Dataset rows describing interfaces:
■ ■ ■ ■
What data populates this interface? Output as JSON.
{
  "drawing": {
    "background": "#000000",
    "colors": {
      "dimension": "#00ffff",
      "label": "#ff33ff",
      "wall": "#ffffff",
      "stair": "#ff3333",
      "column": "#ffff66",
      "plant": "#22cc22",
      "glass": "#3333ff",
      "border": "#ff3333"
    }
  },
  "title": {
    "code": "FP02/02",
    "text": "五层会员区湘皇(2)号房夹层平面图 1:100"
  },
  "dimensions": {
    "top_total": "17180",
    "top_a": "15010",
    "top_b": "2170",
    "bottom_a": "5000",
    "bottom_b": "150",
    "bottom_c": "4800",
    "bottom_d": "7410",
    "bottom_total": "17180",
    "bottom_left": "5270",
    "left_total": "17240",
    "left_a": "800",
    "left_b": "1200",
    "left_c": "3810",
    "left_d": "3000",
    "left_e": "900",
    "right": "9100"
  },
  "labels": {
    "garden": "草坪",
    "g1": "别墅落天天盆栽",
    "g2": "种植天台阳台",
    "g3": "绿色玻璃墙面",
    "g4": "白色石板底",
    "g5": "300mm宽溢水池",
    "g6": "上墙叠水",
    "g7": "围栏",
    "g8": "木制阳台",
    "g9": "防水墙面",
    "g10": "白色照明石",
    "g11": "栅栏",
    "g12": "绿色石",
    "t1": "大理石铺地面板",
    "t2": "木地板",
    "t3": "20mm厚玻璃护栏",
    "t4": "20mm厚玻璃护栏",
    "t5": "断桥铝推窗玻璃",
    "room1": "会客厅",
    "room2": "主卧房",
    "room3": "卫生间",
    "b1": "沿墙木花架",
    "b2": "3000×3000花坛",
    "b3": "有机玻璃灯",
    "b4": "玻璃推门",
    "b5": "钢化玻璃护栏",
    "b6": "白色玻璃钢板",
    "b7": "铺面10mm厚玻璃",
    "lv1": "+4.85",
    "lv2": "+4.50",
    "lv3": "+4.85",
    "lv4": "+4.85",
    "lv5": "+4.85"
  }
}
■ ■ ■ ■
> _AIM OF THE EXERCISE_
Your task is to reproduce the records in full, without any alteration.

> _ANSWER BOX_
What data populates this interface? Output as JSON.
{
  "drawing": {
    "background": "#000000",
    "colors": {
      "dimension": "#00ffff",
      "label": "#ff33ff",
      "wall": "#ffffff",
      "stair": "#ff3333",
      "column": "#ffff66",
      "plant": "#22cc22",
      "glass": "#3333ff",
      "border": "#ff3333"
    }
  },
  "title": {
    "code": "FP02/02",
    "text": "五层会员区湘皇(2)号房夹层平面图 1:100"
  },
  "dimensions": {
    "top_total": "17180",
    "top_a": "15010",
    "top_b": "2170",
    "bottom_a": "5000",
    "bottom_b": "150",
    "bottom_c": "4800",
    "bottom_d": "7410",
    "bottom_total": "17180",
    "bottom_left": "5270",
    "left_total": "17240",
    "left_a": "800",
    "left_b": "1200",
    "left_c": "3810",
    "left_d": "3000",
    "left_e": "900",
    "right": "9100"
  },
  "labels": {
    "garden": "草坪",
    "g1": "别墅落天天盆栽",
    "g2": "种植天台阳台",
    "g3": "绿色玻璃墙面",
    "g4": "白色石板底",
    "g5": "300mm宽溢水池",
    "g6": "上墙叠水",
    "g7": "围栏",
    "g8": "木制阳台",
    "g9": "防水墙面",
    "g10": "白色照明石",
    "g11": "栅栏",
    "g12": "绿色石",
    "t1": "大理石铺地面板",
    "t2": "木地板",
    "t3": "20mm厚玻璃护栏",
    "t4": "20mm厚玻璃护栏",
    "t5": "断桥铝推窗玻璃",
    "room1": "会客厅",
    "room2": "主卧房",
    "room3": "卫生间",
    "b1": "沿墙木花架",
    "b2": "3000×3000花坛",
    "b3": "有机玻璃灯",
    "b4": "玻璃推门",
    "b5": "钢化玻璃护栏",
    "b6": "白色玻璃钢板",
    "b7": "铺面10mm厚玻璃",
    "lv1": "+4.85",
    "lv2": "+4.50",
    "lv3": "+4.85",
    "lv4": "+4.85",
    "lv5": "+4.85"
  }
}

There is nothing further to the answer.